» PROMPT
Note how many lines in the following material mention "circle", then give that number by itself.

** GIVEN ENTRIES follows **

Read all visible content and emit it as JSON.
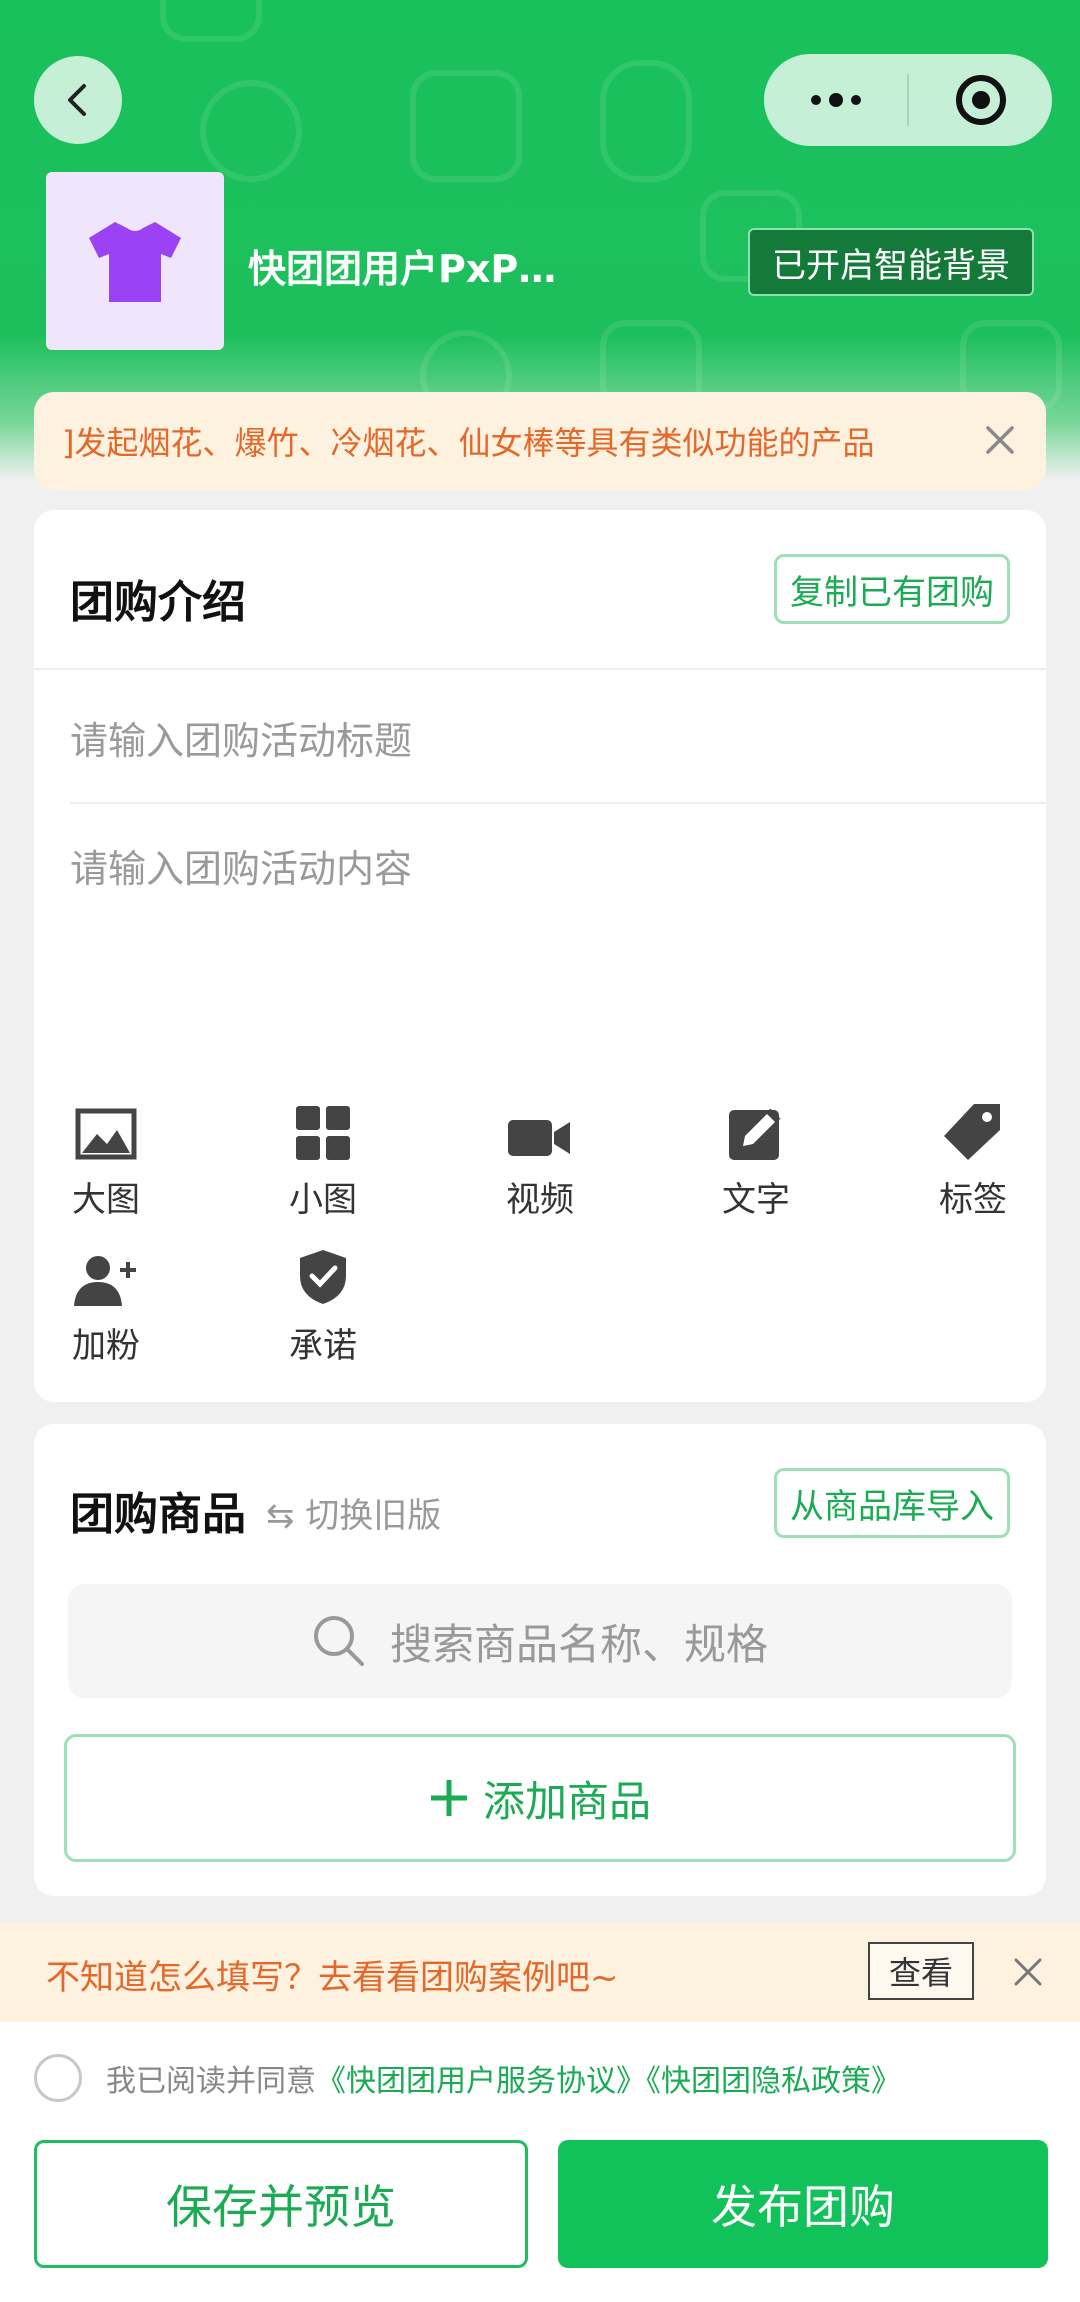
{
  "header": {
    "user_name": "快团团用户PxP…",
    "smart_bg_label": "已开启智能背景"
  },
  "notice": {
    "text": "]发起烟花、爆竹、冷烟花、仙女棒等具有类似功能的产品"
  },
  "intro": {
    "title": "团购介绍",
    "copy_button": "复制已有团购",
    "title_placeholder": "请输入团购活动标题",
    "content_placeholder": "请输入团购活动内容",
    "tools": [
      {
        "label": "大图",
        "icon": "large-image-icon"
      },
      {
        "label": "小图",
        "icon": "grid-icon"
      },
      {
        "label": "视频",
        "icon": "video-icon"
      },
      {
        "label": "文字",
        "icon": "edit-icon"
      },
      {
        "label": "标签",
        "icon": "tag-icon"
      },
      {
        "label": "加粉",
        "icon": "add-follower-icon"
      },
      {
        "label": "承诺",
        "icon": "shield-check-icon"
      }
    ]
  },
  "goods": {
    "title": "团购商品",
    "switch_label": "⇆ 切换旧版",
    "import_button": "从商品库导入",
    "search_placeholder": "搜索商品名称、规格",
    "add_label": "添加商品"
  },
  "tip": {
    "text": "不知道怎么填写？去看看团购案例吧~",
    "view_label": "查看"
  },
  "footer": {
    "agree_text": "我已阅读并同意",
    "agree_link": "《快团团用户服务协议》《快团团隐私政策》",
    "save_label": "保存并预览",
    "publish_label": "发布团购"
  },
  "colors": {
    "primary": "#1dbf5c",
    "accent_orange": "#e5672a",
    "badge_dark": "#147a3a"
  }
}
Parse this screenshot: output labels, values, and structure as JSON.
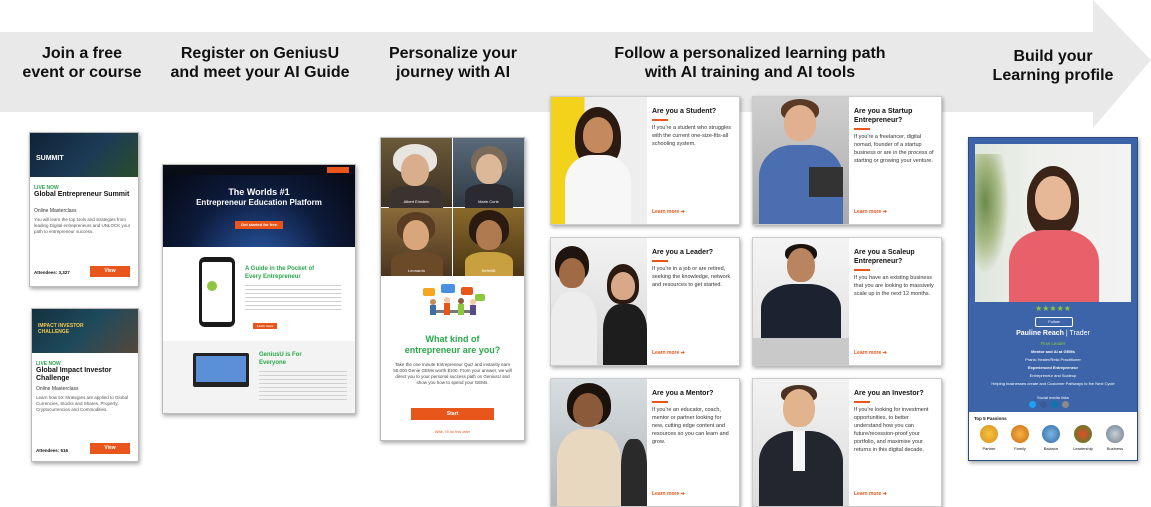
{
  "steps": [
    {
      "line1": "Join a free",
      "line2": "event or course"
    },
    {
      "line1": "Register on GeniusU",
      "line2": "and meet your AI Guide"
    },
    {
      "line1": "Personalize your",
      "line2": "journey with AI"
    },
    {
      "line1": "Follow a personalized learning path",
      "line2": "with AI training and AI tools"
    },
    {
      "line1": "Build your",
      "line2": "Learning profile"
    }
  ],
  "events": [
    {
      "banner": "SUMMIT",
      "tag": "LIVE NOW",
      "title": "Global Entrepreneur Summit",
      "sub": "Online Masterclass",
      "desc": "You will learn the top tools and strategies from leading Digital entrepreneurs and UNLOCK your path to entrepreneur success.",
      "att": "Attendees: 3,327",
      "btn": "View"
    },
    {
      "banner": "IMPACT INVESTOR CHALLENGE",
      "tag": "LIVE NOW",
      "title": "Global Impact Investor Challenge",
      "sub": "Online Masterclass",
      "desc": "Learn how 5X Strategies are applied to Global Currencies, Stocks and Shares, Property, Cryptocurrencies and Commodities.",
      "att": "Attendees: 516",
      "btn": "View"
    }
  ],
  "register": {
    "hero1": "The Worlds #1",
    "hero2": "Entrepreneur Education Platform",
    "hero_btn": "Get started for free",
    "guide1": "A Guide in the Pocket of",
    "guide2": "Every Entrepreneur",
    "guide_btn": "Learn more",
    "everyone1": "GeniusU is For",
    "everyone2": "Everyone"
  },
  "personalize": {
    "portraits": [
      "Albert Einstein",
      "Marie Curie",
      "Leonardo",
      "Nefertiti"
    ],
    "q1": "What kind of",
    "q2": "entrepreneur are you?",
    "desc": "Take the one minute Entrepreneur Quiz and instantly earn 50,000 Genie GEMs worth $100. From your answer, we will direct you to your personal success path on GeniusU and show you how to spend your GEMs.",
    "btn": "Start",
    "link": "Wait, I'll do this later"
  },
  "paths": [
    {
      "q": "Are you a Student?",
      "t": "If you're a student who struggles with the current one-size-fits-all schooling system.",
      "more": "Learn more"
    },
    {
      "q": "Are you a Startup Entrepreneur?",
      "t": "If you're a freelancer, digital nomad, founder of a startup business or are in the process of starting or growing your venture.",
      "more": "Learn more"
    },
    {
      "q": "Are you a Leader?",
      "t": "If you're in a job or are retired, seeking the knowledge, network and resources to get started.",
      "more": "Learn more"
    },
    {
      "q": "Are you a Scaleup Entrepreneur?",
      "t": "If you have an existing business that you are looking to massively scale up in the next 12 months.",
      "more": "Learn more"
    },
    {
      "q": "Are you a Mentor?",
      "t": "If you're an educator, coach, mentor or partner looking for new, cutting edge content and resources so you can learn and grow.",
      "more": "Learn more"
    },
    {
      "q": "Are you an Investor?",
      "t": "If you're looking for investment opportunities, to better understand how you can future/recession-proof your portfolio, and maximise your returns in this digital decade.",
      "more": "Learn more"
    }
  ],
  "profile": {
    "stars": "★★★★★",
    "follow": "Follow",
    "name": "Pauline Reach",
    "role": "| Trader",
    "level": "Flow Leader",
    "lines": [
      "Mentor and AI at GEMs",
      "Pranic Healer/Reiki Practitioner",
      "Experienced Entrepreneur",
      "Entrepreneur and Scaleup",
      "Helping businesses create and Customer Pathways to the Next Cycle"
    ],
    "social": "Social media links",
    "passions_title": "Top 5 Passions",
    "passions": [
      "Partner",
      "Family",
      "Balance",
      "Leadership",
      "Business"
    ]
  },
  "colors": {
    "accent": "#e8561b",
    "arrow": "#e9e9e9",
    "profile_bg": "#3d64a8",
    "green": "#8dc63f"
  }
}
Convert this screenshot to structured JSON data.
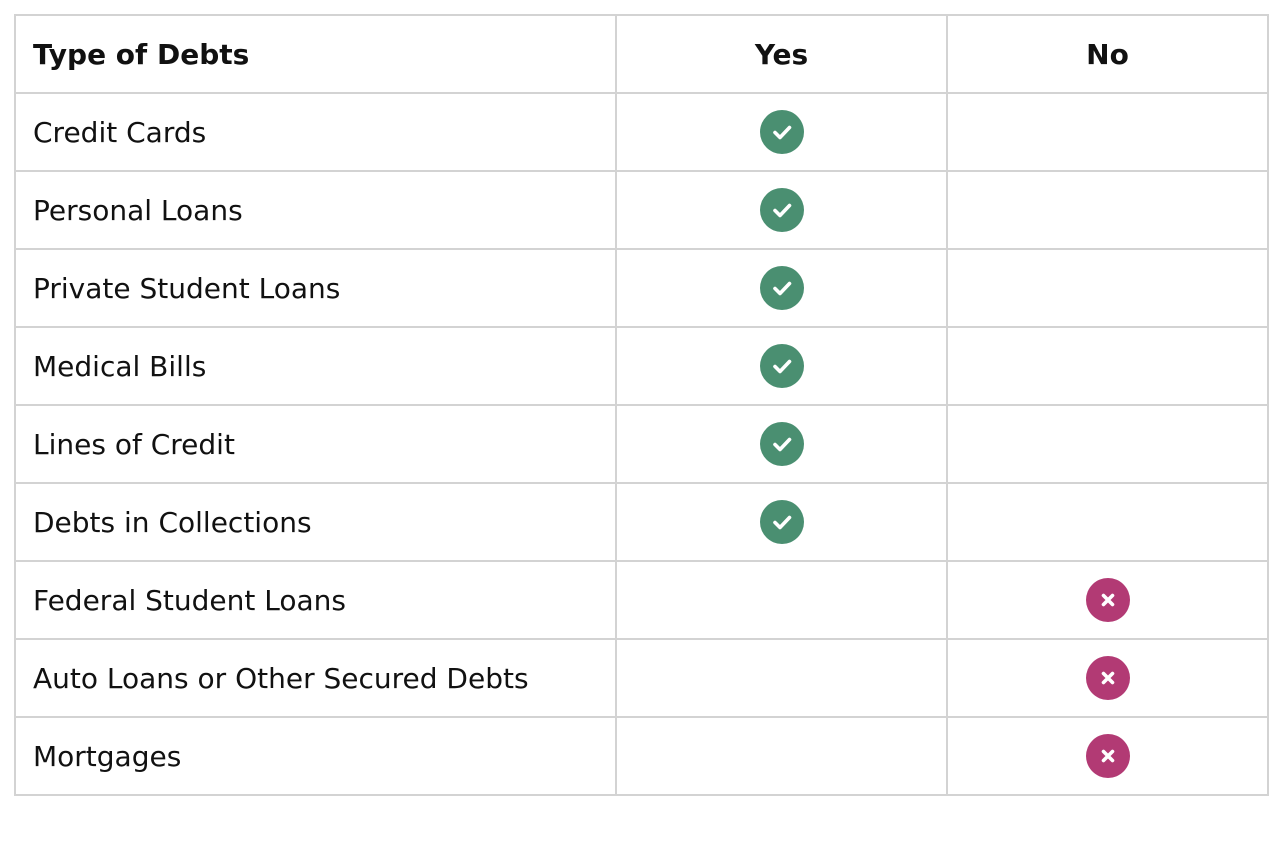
{
  "table": {
    "headers": [
      "Type of Debts",
      "Yes",
      "No"
    ],
    "rows": [
      {
        "label": "Credit Cards",
        "included": true
      },
      {
        "label": "Personal Loans",
        "included": true
      },
      {
        "label": "Private Student Loans",
        "included": true
      },
      {
        "label": "Medical Bills",
        "included": true
      },
      {
        "label": "Lines of Credit",
        "included": true
      },
      {
        "label": "Debts in Collections",
        "included": true
      },
      {
        "label": "Federal Student Loans",
        "included": false
      },
      {
        "label": "Auto Loans or Other Secured Debts",
        "included": false
      },
      {
        "label": "Mortgages",
        "included": false
      }
    ]
  },
  "icons": {
    "yes": "check-circle-icon",
    "no": "x-circle-icon"
  },
  "colors": {
    "yes_badge": "#4a8f71",
    "no_badge": "#b23a74",
    "border": "#d3d3d3"
  }
}
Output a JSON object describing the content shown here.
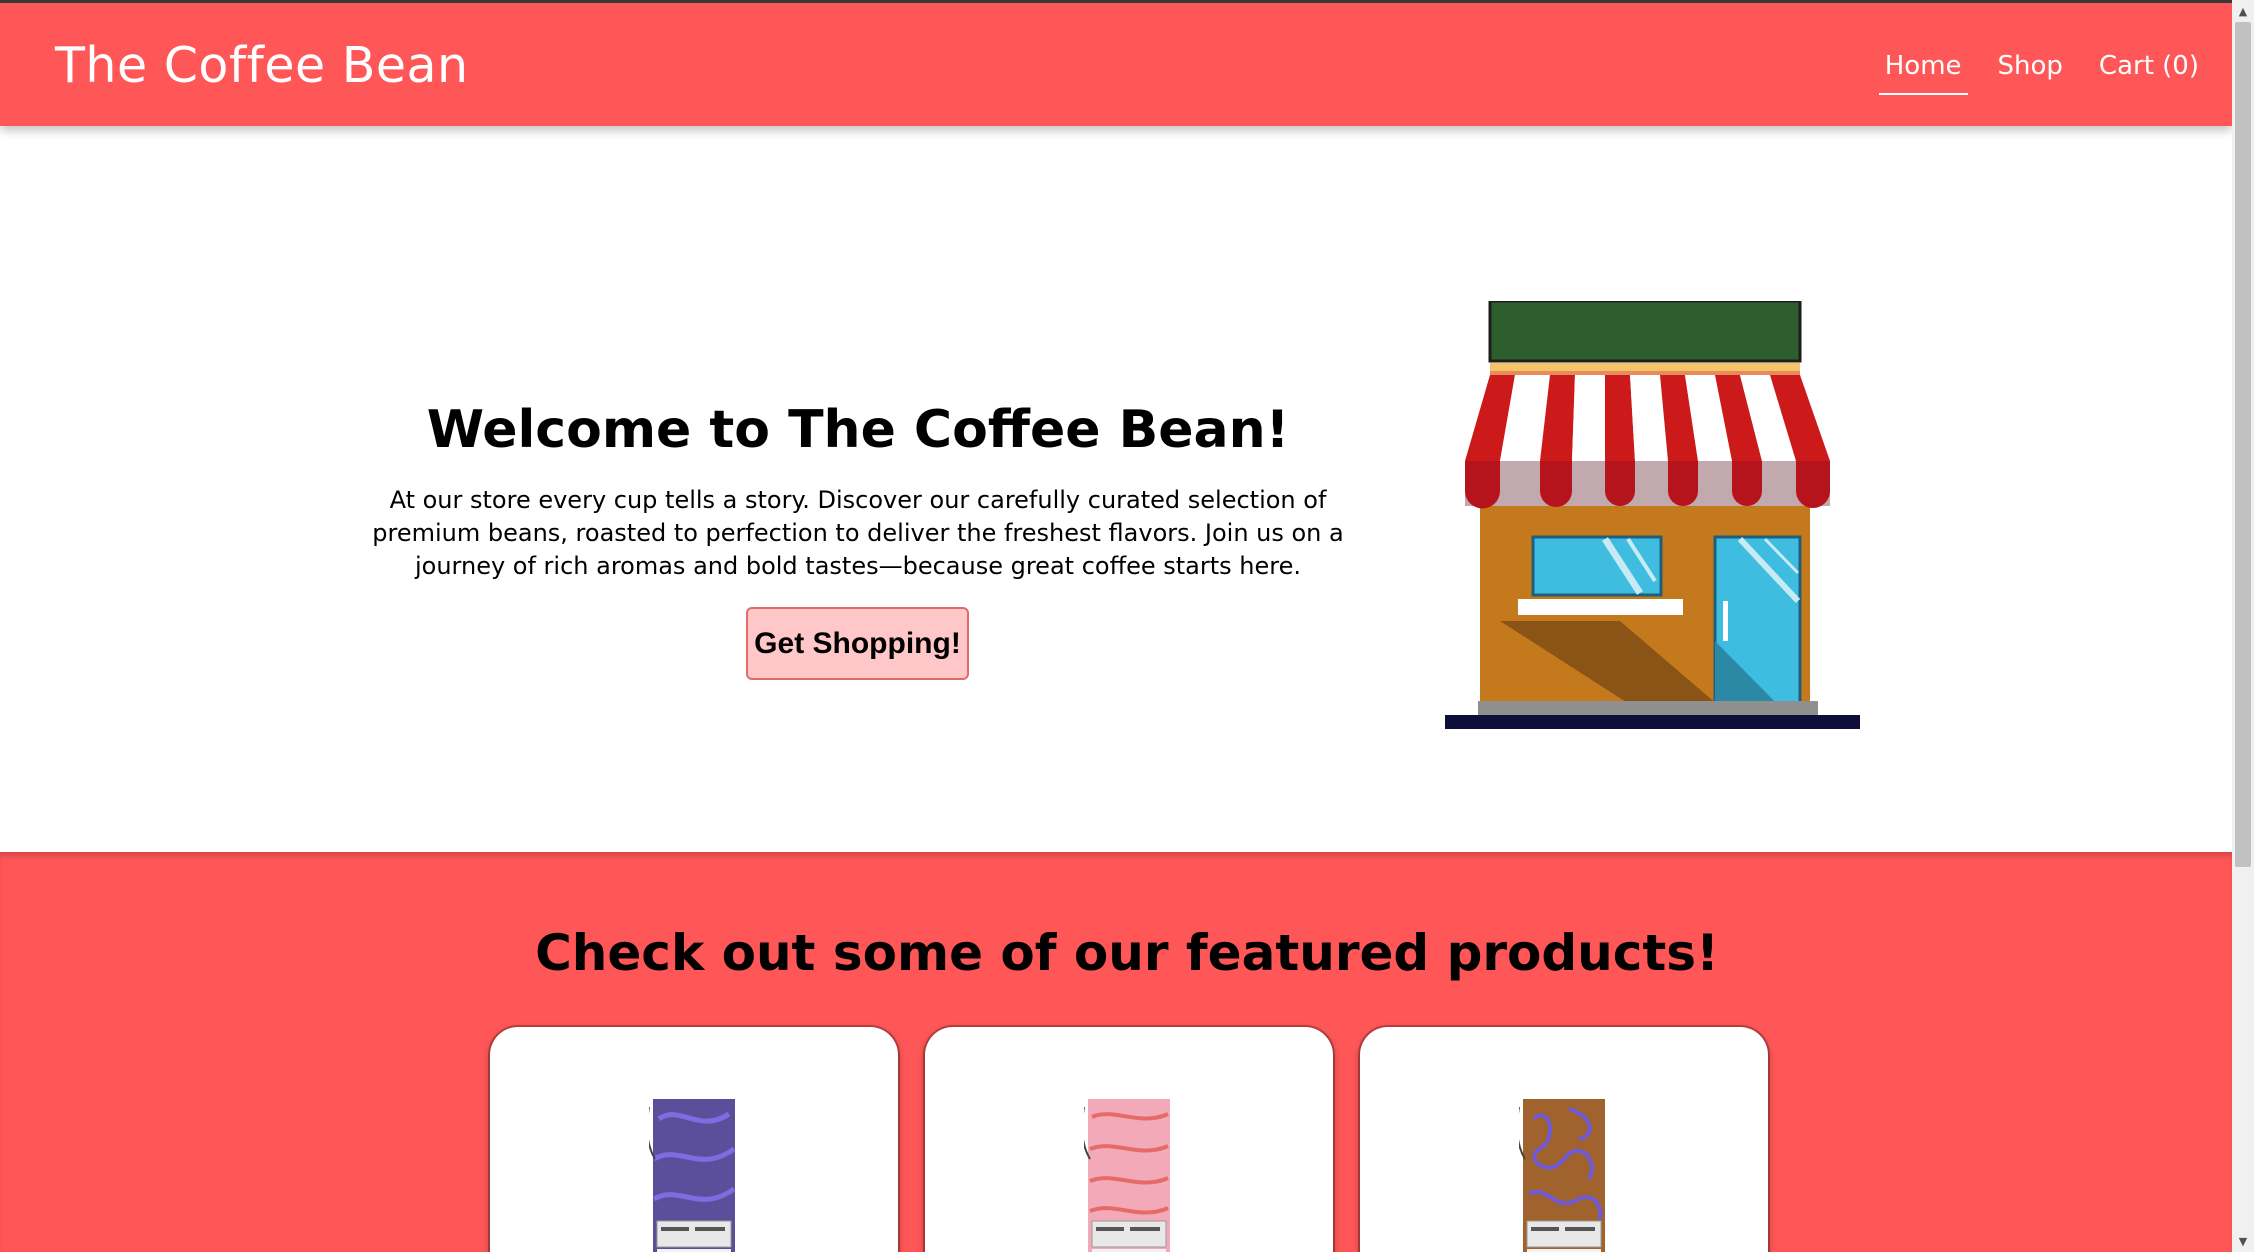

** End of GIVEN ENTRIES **

» WRITTEN SOLUTION
2